The official autopsy for the Ferguson, Mo. teenager who was shot and killed by a white police officer was released Tuesday, revealing the unarmed teen was shot in the hand at close range.
The findings, according to St. Louis medical examiner Dr. Michael Graham, support “that there was a significant altercation at the car.” Graham was not part of the official investigation. Sources close with Wilson’s statements have said Brown struggled for the officer’s firearm inside the police SUV. Wilson maintains he fired the gun twice, hitting Brown in the hand.
The autopsy also reveals the 18-year-old sustained six gunshot entrance wounds.
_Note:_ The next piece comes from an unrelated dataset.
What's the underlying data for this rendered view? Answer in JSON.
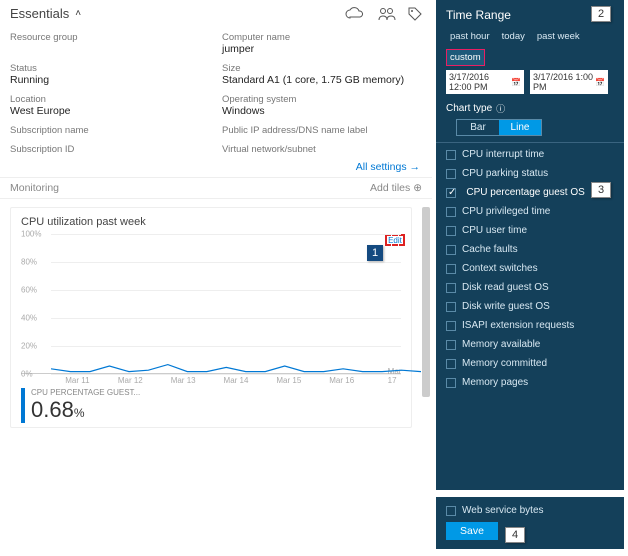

A private autopsy conducted by Brown’s family showed the teen had been shot six times as well, including twice in the head.
Dr. Judy Melinek, a forensic pathologist in San Francisco, said Brown was facing Wilson when Brown took a shot to the forehead, two shots to the chest and a shot to the upper right arm. The wound to the top of Brown’s head would indicate he was falling forward or in a lunging position toward the shooter; the shot was instantly fatal.
A sixth shot that hit the forearm traveled from the back of the arm to the inner arm, which means Brown’s palms could not have been facing Wilson, as some witnesses have said, Melinek said. That trajectory shows Brown probably was not taking a standard surrender position with arms above the shoulders and palms out when he was hit, she said.
Experts seem to believe these new findings will support Wilson’s account.
Graham said the examination indicated a shot traveled from the tip of Brown’s right thumb toward his wrist. The official report notes an absence of stippling, powder burns around a wound that indicate a shot fired at relatively short range.
But Graham said, “Sometimes when it’s really close, such as within an inch or so, there is no stipple, just smoke.”
Melinek said the autopsy “supports the fact that this guy is reaching for the gun, if he has gunpowder particulate material in the wound.” She added, “If he has his hand near the gun when it goes off, he’s going for the officer’s gun.”
Melinek also said the autopsy did not support witnesses who have claimed Brown was shot while running away from Wilson, or with his hands up.
But other details leaked last week about the investigation, including the reveal that Brown’s blood was on Wilson’s uniform and inside the police SUV, may not work in the officer’s favor.
[CNN legal analyst Danny Cevallos] said the details about Brown’s blood on the officer’s gun and on his uniform might only go so far in helping the officer’s case.
“Ultimately, that officer will have to come up with justification not for firing his gun the first time, but for each and every bullet that came out of his firearm — whether at the car or away from the car,” he said.
Earlier this week, former St. Louis County Police Chief Tim Fitch said that information surrounding the investigation will continue to leak as a way to “let people down slowly” — a suggestion that Wilson may not be indicted next month.
Fitch believes more information will be leaked out to the media by a government source. Fitch says this strategy has been used before, “Assuming that the article is correct my belief is that there will be future articles written as probably from the same federal source that will let out a little information each time as it gets closer to the actual announcement of the verdict or charges or no charges.”
Fitch believes the leaked information is an attempt to let some people down slowly, “It was an intentional release with someone familiar with the federal side of the investigation, in my opinion, for the sole purpose of preparing the community for what may be seen for many as bad news, that there’s not going to be any federal charges.”
A St. Louis grand jury will determine if Wilson will face charges. Federal investigators are still looking into whether any civil rights violations occurred. We’ll keep you updated with the latest.